Donald Trump's daughter is noticeably better with words than he is, but she doesn't really use her voice enough in public for people to see this very often. In an interview with CBS airing on Wednesday, Ivanka Trump addressed critics who call her "complicit" — but her response is hardly enough. She claimed that her public silence doesn't reflect her private advocacy — but the problem is that having her father's ear isn't enough. If she really believes in causes like equal pay and paid parental leave and she wants to make them into a reality, then she needs to use her position not only to work privately, but also push for them loudly and publicly.

In the interview, CBS' Gayle King asked Ivanka to respond to critics saying that she shouldn't be silent on issues like the administration's treatment of Planned Parenthood, gay rights, and climate change. Ivanka, who has at times used Democratic talking points to much Republican applause (remember her RNC speech?), has made no public remarks on these issues. Her response to the question, though, would seem to suggest that she doesn't agree with her father on all of them.

"I would say not to conflate lack of public denouncement with silence," Ivanka told King, adding that her form of protest is to privately address her father about the issues on which she disagrees with him. "Where I disagree with my father, he knows it, and I express myself with total candor," she went on to say.

As an explanation, this is full of problems. While she has made numerous public statements about equal pay and paid maternity leave, her father has made no moves to try and turn those concepts into policy. When it comes to equal pay, President Trump has actually gone backward by rescinding an executive order of President Obama's that guaranteed certain protections for women. If Ivanka disagrees with her father on that front, she needs to do more than just talk to him privately and blithely tweet about it.

The same goes for the other issues mentioned above, especially Planned Parenthood. If she is to be an advocate for women's empowerment in a White House that sorely needs it, then her advocacy should extend to the vulnerable women and not just the privileged ones.
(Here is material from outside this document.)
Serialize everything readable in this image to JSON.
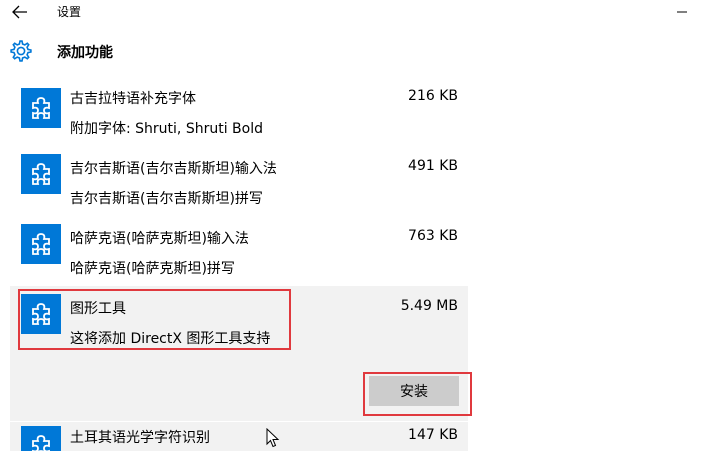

Ivanka may be reveling in her new position, but she hasn't fully grasped all of its power. As a member of the Trump White House, she is now a powerful political figure — not because of her official job title, because that doesn't really give America too much information about what she'll actually be doing.

What Ivanka has, though, is her voice; as long as she's silent about these issues in the public sphere, it is reasonable to assume that she agrees with her father.

Ivanka needs to realize that she doesn't just have her father's ear. There are also millions of conservatives, men and women, who fully support her ascendency to the White House. If she were to speak out against the administration's attempts to shut down Planned Parenthood, for example, she might actually be able to get through to people who would never pay attention to the same point made by a liberal.

Ivanka says that she wants to be "a force for good" — but so far, the force aspect of that is missing. If she really wants to shed the label of "complicit", then she needs to figure out a way to find that force, and harness it.

Images: CBS This Morning